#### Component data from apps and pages
::::::::
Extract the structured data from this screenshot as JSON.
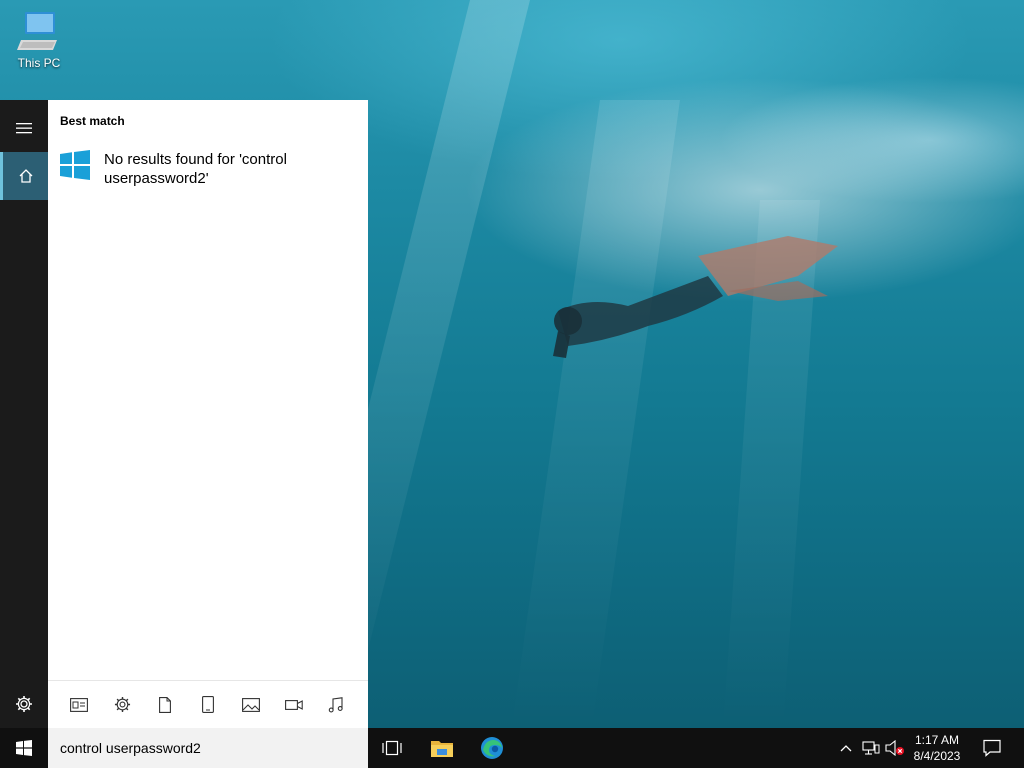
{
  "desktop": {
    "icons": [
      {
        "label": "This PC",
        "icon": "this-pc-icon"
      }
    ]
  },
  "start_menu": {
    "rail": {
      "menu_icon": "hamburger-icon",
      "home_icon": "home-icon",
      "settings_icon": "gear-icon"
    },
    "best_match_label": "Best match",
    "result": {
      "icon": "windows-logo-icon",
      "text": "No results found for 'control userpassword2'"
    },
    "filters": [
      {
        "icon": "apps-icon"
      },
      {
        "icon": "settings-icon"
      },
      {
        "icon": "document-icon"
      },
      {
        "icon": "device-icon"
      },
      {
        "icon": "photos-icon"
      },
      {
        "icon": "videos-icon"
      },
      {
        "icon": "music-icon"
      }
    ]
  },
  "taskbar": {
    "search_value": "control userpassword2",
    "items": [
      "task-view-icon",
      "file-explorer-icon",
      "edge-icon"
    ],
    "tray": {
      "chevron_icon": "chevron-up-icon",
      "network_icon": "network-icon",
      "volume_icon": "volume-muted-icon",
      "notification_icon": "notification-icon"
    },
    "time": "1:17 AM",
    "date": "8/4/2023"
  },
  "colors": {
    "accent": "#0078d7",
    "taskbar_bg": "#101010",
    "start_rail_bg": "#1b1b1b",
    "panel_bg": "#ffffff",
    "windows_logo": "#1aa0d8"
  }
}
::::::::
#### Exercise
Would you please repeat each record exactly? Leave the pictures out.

#### Exercise answer
Extract the structured data from this screenshot as JSON.
{
  "desktop": {
    "icons": [
      {
        "label": "This PC",
        "icon": "this-pc-icon"
      }
    ]
  },
  "start_menu": {
    "rail": {
      "menu_icon": "hamburger-icon",
      "home_icon": "home-icon",
      "settings_icon": "gear-icon"
    },
    "best_match_label": "Best match",
    "result": {
      "icon": "windows-logo-icon",
      "text": "No results found for 'control userpassword2'"
    },
    "filters": [
      {
        "icon": "apps-icon"
      },
      {
        "icon": "settings-icon"
      },
      {
        "icon": "document-icon"
      },
      {
        "icon": "device-icon"
      },
      {
        "icon": "photos-icon"
      },
      {
        "icon": "videos-icon"
      },
      {
        "icon": "music-icon"
      }
    ]
  },
  "taskbar": {
    "search_value": "control userpassword2",
    "items": [
      "task-view-icon",
      "file-explorer-icon",
      "edge-icon"
    ],
    "tray": {
      "chevron_icon": "chevron-up-icon",
      "network_icon": "network-icon",
      "volume_icon": "volume-muted-icon",
      "notification_icon": "notification-icon"
    },
    "time": "1:17 AM",
    "date": "8/4/2023"
  },
  "colors": {
    "accent": "#0078d7",
    "taskbar_bg": "#101010",
    "start_rail_bg": "#1b1b1b",
    "panel_bg": "#ffffff",
    "windows_logo": "#1aa0d8"
  }
}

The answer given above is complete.